The past 200 years have seen unprecedented, exponential improvements in the health and material well-being of humankind. Yet, a substantial portion of the world’s 7 billion people is largely excluded from this progress. Many of the same forces that have created this extraordinary material growth and concomitant inequality have also contributed to the vast and rapid alteration our natural environment. The unintended negative consequences of environmental change threaten to rob current and future populations of the benefits of continued economic development. This has led to a call for “sustainable development”. In this course, we will discuss the ethical and historical underpinnings of the sustainable development concept; explore what exactly is required for development to be sustainable (especially with respect to the environment); investigate the factors that have led development to be particularly unsustainable; and evaluate a variety of steps–both incremental and radical–that can put us on a path to more sustainable development.
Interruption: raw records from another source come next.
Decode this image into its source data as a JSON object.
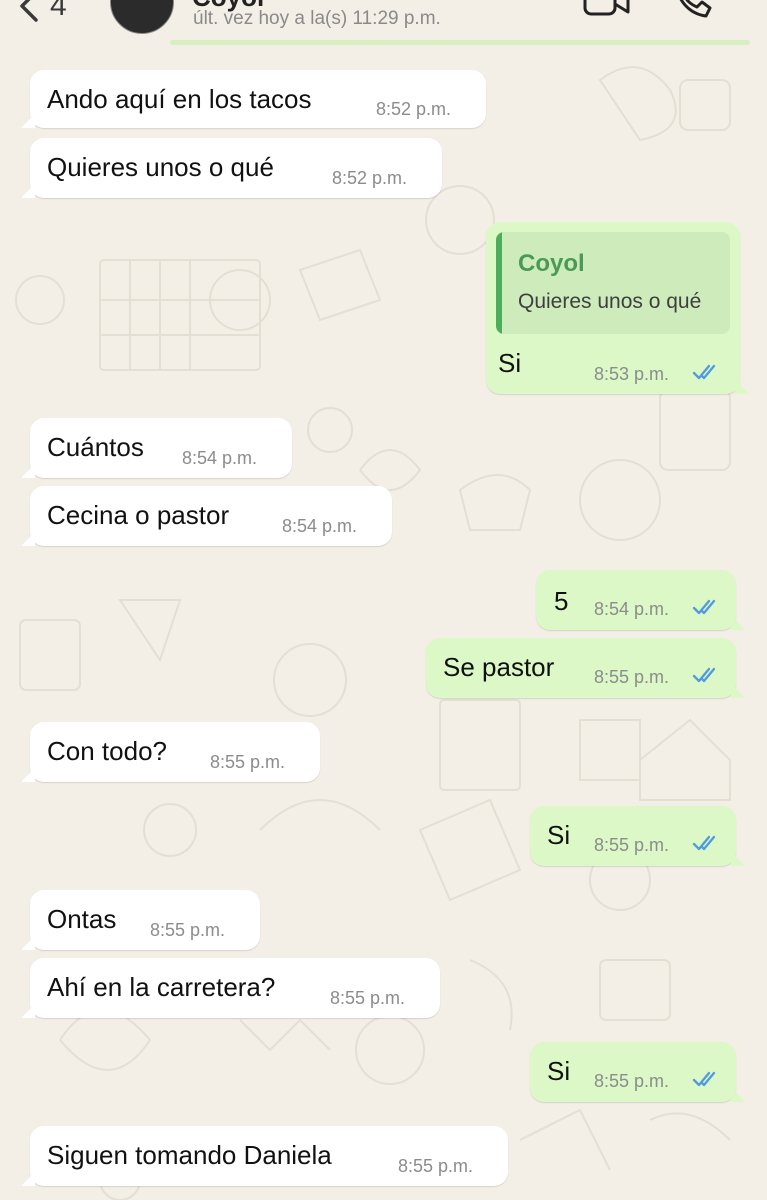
{
  "header": {
    "back_count": "4",
    "contact_name": "Coyol",
    "last_seen": "últ. vez hoy a la(s) 11:29 p.m."
  },
  "colors": {
    "background": "#f3efe7",
    "incoming_bubble": "#ffffff",
    "outgoing_bubble": "#dcf8c6",
    "quote_accent": "#4cae5a",
    "read_ticks": "#4f9ae0"
  },
  "messages": [
    {
      "direction": "in",
      "text": "Ando aquí en los tacos",
      "time": "8:52 p.m."
    },
    {
      "direction": "in",
      "text": "Quieres unos o qué",
      "time": "8:52 p.m."
    },
    {
      "direction": "out",
      "text": "Si",
      "time": "8:53 p.m.",
      "status": "read",
      "reply_author": "Coyol",
      "reply_text": "Quieres unos o qué"
    },
    {
      "direction": "in",
      "text": "Cuántos",
      "time": "8:54 p.m."
    },
    {
      "direction": "in",
      "text": "Cecina o pastor",
      "time": "8:54 p.m."
    },
    {
      "direction": "out",
      "text": "5",
      "time": "8:54 p.m.",
      "status": "read"
    },
    {
      "direction": "out",
      "text": "Se pastor",
      "time": "8:55 p.m.",
      "status": "read"
    },
    {
      "direction": "in",
      "text": "Con todo?",
      "time": "8:55 p.m."
    },
    {
      "direction": "out",
      "text": "Si",
      "time": "8:55 p.m.",
      "status": "read"
    },
    {
      "direction": "in",
      "text": "Ontas",
      "time": "8:55 p.m."
    },
    {
      "direction": "in",
      "text": "Ahí en la carretera?",
      "time": "8:55 p.m."
    },
    {
      "direction": "out",
      "text": "Si",
      "time": "8:55 p.m.",
      "status": "read"
    },
    {
      "direction": "in",
      "text": "Siguen tomando Daniela",
      "time": "8:55 p.m."
    }
  ]
}
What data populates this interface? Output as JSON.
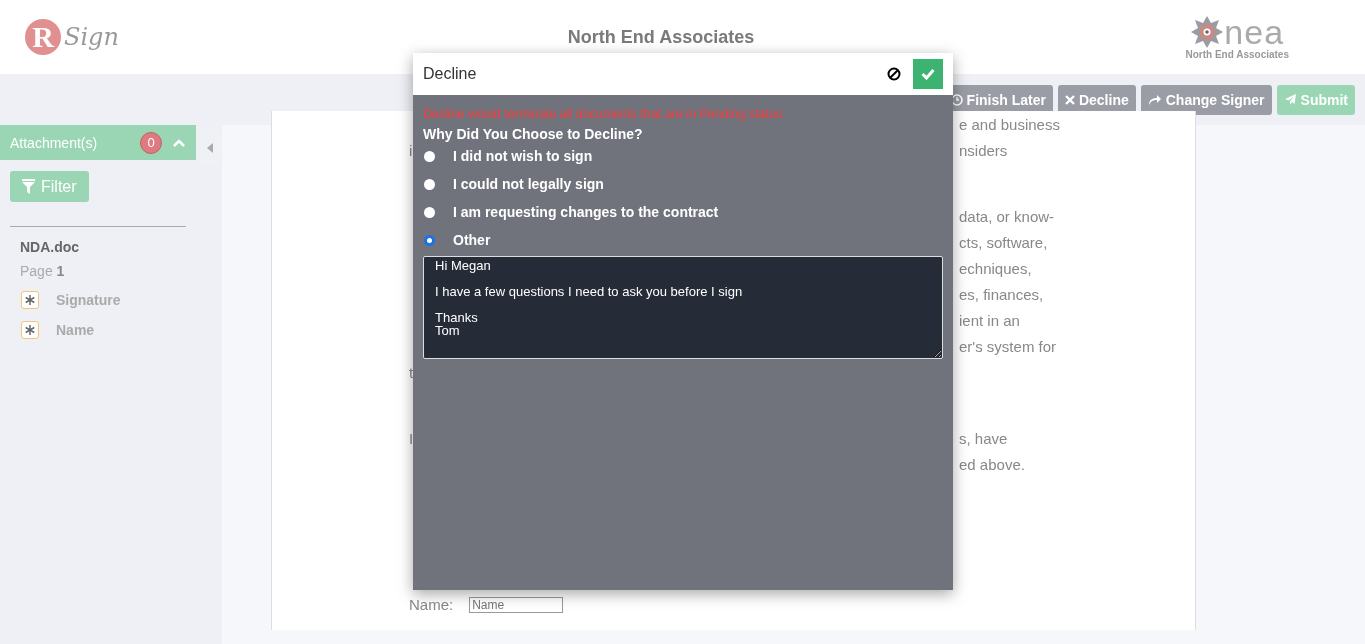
{
  "header": {
    "logo_text": "Sign",
    "logo_letter": "R",
    "title": "North End Associates",
    "company_logo": {
      "name": "nea",
      "tagline": "North End Associates"
    }
  },
  "toolbar": {
    "buttons": [
      {
        "label": "Finish Later",
        "kind": "clock",
        "disabled": false
      },
      {
        "label": "Decline",
        "kind": "cross",
        "disabled": false
      },
      {
        "label": "Change Signer",
        "kind": "share",
        "disabled": false
      },
      {
        "label": "Submit",
        "kind": "send",
        "disabled": true
      }
    ]
  },
  "sidebar": {
    "attachments": {
      "label": "Attachment(s)",
      "count": "0",
      "expanded": true
    },
    "filter": "Filter",
    "document": "NDA.doc",
    "page_label": "Page",
    "page_number": "1",
    "fields": [
      {
        "label": "Signature",
        "required": true
      },
      {
        "label": "Name",
        "required": true
      }
    ]
  },
  "document": {
    "lines": [
      {
        "right": "e and business"
      },
      {
        "left": "i",
        "right": "nsiders"
      },
      {
        "right": "data, or know-",
        "paragraph_start": true
      },
      {
        "right": "cts, software,"
      },
      {
        "right": "echniques,"
      },
      {
        "right": "es, finances,"
      },
      {
        "right": "ient in an"
      },
      {
        "right": "er's system for"
      },
      {
        "left": "t"
      },
      {
        "left": "I",
        "right": "s, have",
        "paragraph_start": true
      },
      {
        "right": "ed above."
      }
    ],
    "name_label": "Name:",
    "name_placeholder": "Name"
  },
  "dialog": {
    "title": "Decline",
    "warning": "Decline would terminate all documents that are in Pending status",
    "question": "Why Did You Choose to Decline?",
    "options": [
      {
        "label": "I did not wish to sign",
        "selected": false
      },
      {
        "label": "I could not legally sign",
        "selected": false
      },
      {
        "label": "I am requesting changes to the contract",
        "selected": false
      },
      {
        "label": "Other",
        "selected": true
      }
    ],
    "comment": "Hi Megan\n\nI have a few questions I need to ask you before I sign\n\nThanks\nTom"
  }
}
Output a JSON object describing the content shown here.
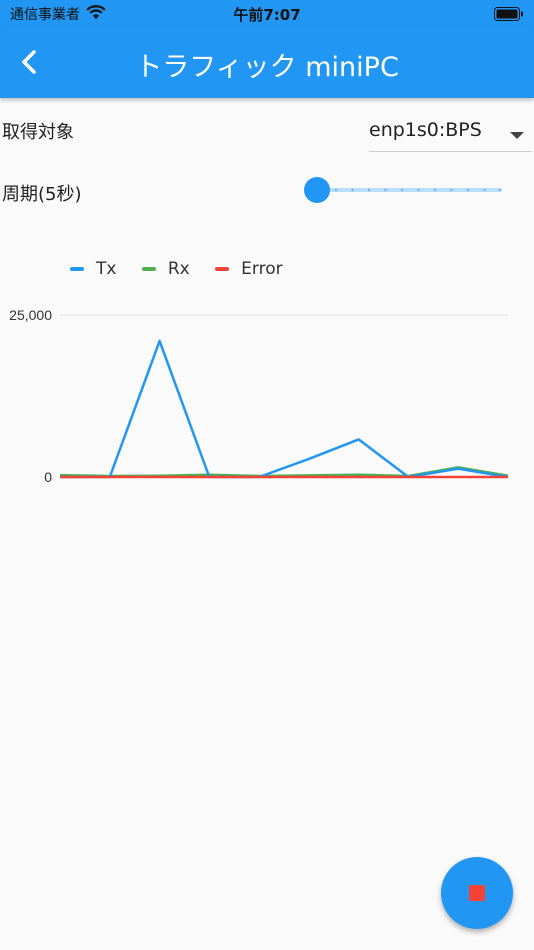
{
  "status_bar": {
    "carrier": "通信事業者",
    "time": "午前7:07"
  },
  "app_bar": {
    "title": "トラフィック miniPC"
  },
  "target": {
    "label": "取得対象",
    "selected": "enp1s0:BPS"
  },
  "period": {
    "label": "周期(5秒)",
    "slider_value": 0,
    "slider_steps": 10
  },
  "colors": {
    "primary": "#2196f3",
    "tx": "#2196f3",
    "rx": "#4caf50",
    "error": "#f44336",
    "stop": "#f44336"
  },
  "chart_data": {
    "type": "line",
    "x": [
      0,
      1,
      2,
      3,
      4,
      5,
      6,
      7,
      8,
      9
    ],
    "ylim": [
      0,
      25000
    ],
    "yticks": [
      "25,000",
      "0"
    ],
    "legend_position": "top-left",
    "series": [
      {
        "name": "Tx",
        "values": [
          0,
          0,
          21000,
          0,
          0,
          2800,
          5800,
          0,
          1300,
          0
        ]
      },
      {
        "name": "Rx",
        "values": [
          300,
          150,
          200,
          350,
          150,
          250,
          350,
          150,
          1500,
          200
        ]
      },
      {
        "name": "Error",
        "values": [
          0,
          0,
          0,
          0,
          0,
          0,
          0,
          0,
          0,
          0
        ]
      }
    ]
  }
}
EnvSt 281 C Agroecology & STOGROW
(NAT SCI) – Kathy Shea
This course examines how ecological knowledge contributes to the development and implementation of sustainable agriculture. Over half the earth’s land surface has been altered by human activities and agriculture comprises the greatest single land use. Increased food production is a priority as the human population continues to increase. Through readings, discussions, field trips and projects students will study which agricultural methods and practices are more sustainable. Student projects will focus on local agricultural practices at St. Olaf and other nearby farms. By studying the relationship between agrocosystem structure and function students will consider pros and cons of various management systems such as organic agriculture, GMO’s, precision agriculture, and whether or not biodiversity can be managed to benefit food production. Students will also consider different approaches to assessment of agricultural sustainability and compare practices in divergent agroecosystems.
EnvSt 281 D Varieties of Ecological Experience
(ARTS/HUM) – James Brown
From its origins, ecological writing in the United States has engaged the spiritual, moral and ethical dimensions of being a person in the natural world. Drawing on Enlightenment traditions of humanist and Christian ethics, ever-emergent scientific understandings, and the spiritual technologies of world religions, each of the writers we explore this semester makes a connection between environmental degradation and the disintegration of individual and social wholeness. Linking Earth, society, and individual commitment, each in turn offers a unique “ecology of faith” as a solution—that is, a personal, redemptive spiritual practice (or “technology of the self”) based in an ecological awareness. As we read these authors, we will explore the important role that individual, spiritual transformation has played in environmental thought to the present, evaluate the effectiveness of personal practices for ecological renewal, and propose solutions to the problematic, interdependent relationship between the individual (local) and the environment (global). NOTE: WRI approved for the course.
Courses from prior years:
ES 381 Contested Spaces ARTS/HUM
SS1 ES 281 Sustainabilty in Higher Education
SS2 ES 281 Local Food: Soil to Plate ARTS/HUM
ES 381 Green Building/Green Remodeling NATSCI
ES 381 A Nature Poetry/Eco-criticism ARTS/HUM
ES 381 B Environmental Modeling NATSCI
ES 281 A&B Sustainable Development SOCSCI
ES 281 C Agroecology NATSCI
ES 281 D Varieties of Ecological Experience ARTS/HUM
ES 381 Gardens’ Healing Powers: ARTS/HUM
ES 281A What is Nature Worth? Economic and ethical perspectives…SOC SCI
ES 281 Env Justice, Food & Climate: SOC SCI
ES 381A Imagining Environment: ARTS/HUM
ES 381B Landscape and Regional Change in the Arctic: NAT SCI
ES 281A Cultural Ecology – A look at 1st Nations’… SOC SCI or ARTS/HUM
ES 281B Issues of Food and Community Agriculture: SOC SCI
ES 381 Topics in Ecosystem Research: NAT SCI
ES 381 Eco-criticism and American Nature Poetry: ARTS/HUM
ES 281 Life Cycle Analysis – Food & Ag: SOC SCI
ES 281 Water – Global Crisis: NAT SCI